**Assigned task**.
All of the data must be printed exactly; please include every line.

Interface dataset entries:
- - - - -
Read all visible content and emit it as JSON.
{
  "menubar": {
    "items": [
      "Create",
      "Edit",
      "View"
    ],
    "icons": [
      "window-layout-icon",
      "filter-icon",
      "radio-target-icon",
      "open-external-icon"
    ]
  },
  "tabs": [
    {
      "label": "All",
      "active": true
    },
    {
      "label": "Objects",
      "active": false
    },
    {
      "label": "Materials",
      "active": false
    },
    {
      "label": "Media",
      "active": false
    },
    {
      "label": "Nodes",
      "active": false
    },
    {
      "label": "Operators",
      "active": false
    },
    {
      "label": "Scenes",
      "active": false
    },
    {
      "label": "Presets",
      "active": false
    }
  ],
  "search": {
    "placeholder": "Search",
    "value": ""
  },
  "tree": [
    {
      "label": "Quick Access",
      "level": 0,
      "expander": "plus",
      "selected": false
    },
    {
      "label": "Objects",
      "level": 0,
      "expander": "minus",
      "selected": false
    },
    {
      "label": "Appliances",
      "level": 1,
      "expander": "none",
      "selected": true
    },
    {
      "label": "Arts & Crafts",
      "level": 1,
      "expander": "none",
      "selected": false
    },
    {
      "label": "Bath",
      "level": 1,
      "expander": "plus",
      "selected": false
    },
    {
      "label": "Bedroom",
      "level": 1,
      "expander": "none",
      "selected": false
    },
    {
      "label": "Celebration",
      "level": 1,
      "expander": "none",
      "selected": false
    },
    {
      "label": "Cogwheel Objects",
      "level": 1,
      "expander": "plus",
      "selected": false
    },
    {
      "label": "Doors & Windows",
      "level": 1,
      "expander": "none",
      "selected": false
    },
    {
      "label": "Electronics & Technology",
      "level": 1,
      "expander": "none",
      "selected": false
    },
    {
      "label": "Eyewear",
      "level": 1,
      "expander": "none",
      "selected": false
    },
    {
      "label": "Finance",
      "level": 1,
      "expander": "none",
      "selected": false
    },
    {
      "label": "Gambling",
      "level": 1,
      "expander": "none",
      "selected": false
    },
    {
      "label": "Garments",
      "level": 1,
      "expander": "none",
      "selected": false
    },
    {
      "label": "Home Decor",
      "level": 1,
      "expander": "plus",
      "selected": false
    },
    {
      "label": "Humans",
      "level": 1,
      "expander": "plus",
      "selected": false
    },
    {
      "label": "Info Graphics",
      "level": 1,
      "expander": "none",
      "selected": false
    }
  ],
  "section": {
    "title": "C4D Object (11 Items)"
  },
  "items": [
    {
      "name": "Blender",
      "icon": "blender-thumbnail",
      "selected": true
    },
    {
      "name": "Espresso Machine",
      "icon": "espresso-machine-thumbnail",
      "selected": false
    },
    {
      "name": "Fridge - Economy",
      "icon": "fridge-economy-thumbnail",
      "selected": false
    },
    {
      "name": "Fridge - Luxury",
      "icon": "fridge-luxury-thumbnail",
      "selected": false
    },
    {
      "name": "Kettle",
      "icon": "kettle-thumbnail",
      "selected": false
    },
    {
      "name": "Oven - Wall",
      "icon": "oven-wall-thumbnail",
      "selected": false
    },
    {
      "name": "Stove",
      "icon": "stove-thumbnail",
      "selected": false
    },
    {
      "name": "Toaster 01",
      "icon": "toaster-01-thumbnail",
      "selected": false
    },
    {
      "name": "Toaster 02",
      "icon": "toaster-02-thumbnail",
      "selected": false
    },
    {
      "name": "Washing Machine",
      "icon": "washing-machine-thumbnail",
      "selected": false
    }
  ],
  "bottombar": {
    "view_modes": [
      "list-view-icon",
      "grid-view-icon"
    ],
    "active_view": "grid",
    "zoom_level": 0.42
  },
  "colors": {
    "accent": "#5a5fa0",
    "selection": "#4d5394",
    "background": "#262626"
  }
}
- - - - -
**Expected answer**.
Read all visible content and emit it as JSON.
{
  "menubar": {
    "items": [
      "Create",
      "Edit",
      "View"
    ],
    "icons": [
      "window-layout-icon",
      "filter-icon",
      "radio-target-icon",
      "open-external-icon"
    ]
  },
  "tabs": [
    {
      "label": "All",
      "active": true
    },
    {
      "label": "Objects",
      "active": false
    },
    {
      "label": "Materials",
      "active": false
    },
    {
      "label": "Media",
      "active": false
    },
    {
      "label": "Nodes",
      "active": false
    },
    {
      "label": "Operators",
      "active": false
    },
    {
      "label": "Scenes",
      "active": false
    },
    {
      "label": "Presets",
      "active": false
    }
  ],
  "search": {
    "placeholder": "Search",
    "value": ""
  },
  "tree": [
    {
      "label": "Quick Access",
      "level": 0,
      "expander": "plus",
      "selected": false
    },
    {
      "label": "Objects",
      "level": 0,
      "expander": "minus",
      "selected": false
    },
    {
      "label": "Appliances",
      "level": 1,
      "expander": "none",
      "selected": true
    },
    {
      "label": "Arts & Crafts",
      "level": 1,
      "expander": "none",
      "selected": false
    },
    {
      "label": "Bath",
      "level": 1,
      "expander": "plus",
      "selected": false
    },
    {
      "label": "Bedroom",
      "level": 1,
      "expander": "none",
      "selected": false
    },
    {
      "label": "Celebration",
      "level": 1,
      "expander": "none",
      "selected": false
    },
    {
      "label": "Cogwheel Objects",
      "level": 1,
      "expander": "plus",
      "selected": false
    },
    {
      "label": "Doors & Windows",
      "level": 1,
      "expander": "none",
      "selected": false
    },
    {
      "label": "Electronics & Technology",
      "level": 1,
      "expander": "none",
      "selected": false
    },
    {
      "label": "Eyewear",
      "level": 1,
      "expander": "none",
      "selected": false
    },
    {
      "label": "Finance",
      "level": 1,
      "expander": "none",
      "selected": false
    },
    {
      "label": "Gambling",
      "level": 1,
      "expander": "none",
      "selected": false
    },
    {
      "label": "Garments",
      "level": 1,
      "expander": "none",
      "selected": false
    },
    {
      "label": "Home Decor",
      "level": 1,
      "expander": "plus",
      "selected": false
    },
    {
      "label": "Humans",
      "level": 1,
      "expander": "plus",
      "selected": false
    },
    {
      "label": "Info Graphics",
      "level": 1,
      "expander": "none",
      "selected": false
    }
  ],
  "section": {
    "title": "C4D Object (11 Items)"
  },
  "items": [
    {
      "name": "Blender",
      "icon": "blender-thumbnail",
      "selected": true
    },
    {
      "name": "Espresso Machine",
      "icon": "espresso-machine-thumbnail",
      "selected": false
    },
    {
      "name": "Fridge - Economy",
      "icon": "fridge-economy-thumbnail",
      "selected": false
    },
    {
      "name": "Fridge - Luxury",
      "icon": "fridge-luxury-thumbnail",
      "selected": false
    },
    {
      "name": "Kettle",
      "icon": "kettle-thumbnail",
      "selected": false
    },
    {
      "name": "Oven - Wall",
      "icon": "oven-wall-thumbnail",
      "selected": false
    },
    {
      "name": "Stove",
      "icon": "stove-thumbnail",
      "selected": false
    },
    {
      "name": "Toaster 01",
      "icon": "toaster-01-thumbnail",
      "selected": false
    },
    {
      "name": "Toaster 02",
      "icon": "toaster-02-thumbnail",
      "selected": false
    },
    {
      "name": "Washing Machine",
      "icon": "washing-machine-thumbnail",
      "selected": false
    }
  ],
  "bottombar": {
    "view_modes": [
      "list-view-icon",
      "grid-view-icon"
    ],
    "active_view": "grid",
    "zoom_level": 0.42
  },
  "colors": {
    "accent": "#5a5fa0",
    "selection": "#4d5394",
    "background": "#262626"
  }
}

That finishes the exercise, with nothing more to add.